Perceptions of speech-pathology and audiology students concerning death and dying: a preliminary study
Background: Formal training in dealing with death and dying issues is not a standard content area in communication sciences and disorders programmes' curricula. At the same time, it cannot be presumed that pre-professional students' personal background equips them to deal with these issues. Aim: To investigate the perceptions of pre-professional speech-language pathology and audiology students' need for formal training in death and dying issues. Methods & Procedures: Participants were 230 undergraduate and graduate students enrolled in communication sciences and disorders courses in a southern, metropolitan university, in the USA. A questionnaire developed by the researchers was given. Post-hoc analyses were conducted. Outcomes & Results: Results indicated that participants desired training in the area of death and dying before entering the professional world, even though they rated themselves to be fairly knowledgeable about the topic. Preferred methods for acquiring knowledge about death and dying were personal and professional experiences, followed by consulting professional resources, classroom instruction, and talking to professionals who are familiar with death and dying. Conclusions: Education in death and dying is needed by pre-professional, speech-language pathology and audiology students who appear to be at risk for professional obstacles and emotional trauma from the death of their patients.

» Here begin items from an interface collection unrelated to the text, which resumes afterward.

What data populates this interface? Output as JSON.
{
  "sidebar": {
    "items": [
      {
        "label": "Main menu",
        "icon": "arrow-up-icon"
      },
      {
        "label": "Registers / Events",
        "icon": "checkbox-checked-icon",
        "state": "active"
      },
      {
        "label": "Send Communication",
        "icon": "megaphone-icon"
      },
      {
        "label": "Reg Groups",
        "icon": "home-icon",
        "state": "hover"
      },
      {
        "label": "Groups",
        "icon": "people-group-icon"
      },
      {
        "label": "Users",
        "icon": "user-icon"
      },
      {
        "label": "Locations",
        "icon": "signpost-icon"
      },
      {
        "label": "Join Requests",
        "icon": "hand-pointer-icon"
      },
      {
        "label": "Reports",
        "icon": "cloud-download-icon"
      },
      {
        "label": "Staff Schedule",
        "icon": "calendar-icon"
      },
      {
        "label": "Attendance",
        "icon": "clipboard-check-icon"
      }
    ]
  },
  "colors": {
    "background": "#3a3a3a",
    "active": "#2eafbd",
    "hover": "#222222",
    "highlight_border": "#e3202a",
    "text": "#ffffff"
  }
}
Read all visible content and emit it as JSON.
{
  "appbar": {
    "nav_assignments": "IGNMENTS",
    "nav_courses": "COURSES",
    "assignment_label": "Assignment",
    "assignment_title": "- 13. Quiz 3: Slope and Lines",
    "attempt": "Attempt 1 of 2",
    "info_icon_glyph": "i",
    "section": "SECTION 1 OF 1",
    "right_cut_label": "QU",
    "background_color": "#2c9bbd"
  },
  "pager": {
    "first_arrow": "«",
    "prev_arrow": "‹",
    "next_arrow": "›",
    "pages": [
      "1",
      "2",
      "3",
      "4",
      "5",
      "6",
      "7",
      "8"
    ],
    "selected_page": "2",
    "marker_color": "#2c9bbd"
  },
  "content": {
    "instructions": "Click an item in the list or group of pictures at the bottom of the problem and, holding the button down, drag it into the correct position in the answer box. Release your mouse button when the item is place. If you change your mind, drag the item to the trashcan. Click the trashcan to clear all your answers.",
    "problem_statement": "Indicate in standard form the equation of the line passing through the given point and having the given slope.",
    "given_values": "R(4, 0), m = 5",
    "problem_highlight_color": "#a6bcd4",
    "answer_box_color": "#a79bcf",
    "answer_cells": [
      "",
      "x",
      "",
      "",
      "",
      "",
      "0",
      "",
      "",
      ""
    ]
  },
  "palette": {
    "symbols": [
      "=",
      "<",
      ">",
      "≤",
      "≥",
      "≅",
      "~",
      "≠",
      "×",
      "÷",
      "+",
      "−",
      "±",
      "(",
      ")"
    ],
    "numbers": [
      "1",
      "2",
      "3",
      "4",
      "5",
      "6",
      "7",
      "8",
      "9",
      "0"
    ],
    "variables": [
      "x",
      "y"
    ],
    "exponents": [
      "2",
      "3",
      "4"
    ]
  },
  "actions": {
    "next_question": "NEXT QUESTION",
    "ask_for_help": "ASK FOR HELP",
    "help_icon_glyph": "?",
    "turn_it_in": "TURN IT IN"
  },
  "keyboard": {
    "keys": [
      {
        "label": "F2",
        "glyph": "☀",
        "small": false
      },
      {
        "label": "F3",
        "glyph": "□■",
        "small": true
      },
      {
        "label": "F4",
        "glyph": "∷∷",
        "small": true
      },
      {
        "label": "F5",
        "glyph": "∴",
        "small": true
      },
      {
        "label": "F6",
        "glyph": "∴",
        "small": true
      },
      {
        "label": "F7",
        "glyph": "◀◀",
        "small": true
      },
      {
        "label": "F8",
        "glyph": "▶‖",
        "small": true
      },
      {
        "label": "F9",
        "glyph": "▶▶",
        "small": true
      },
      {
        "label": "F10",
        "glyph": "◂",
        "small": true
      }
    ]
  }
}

International Journal of Language & Communication Disorders
"Perceptions of speech-pathology and audiology students concerning death and dying: a preliminary study" (2009). Faculty Bibliography 2000s. 2056.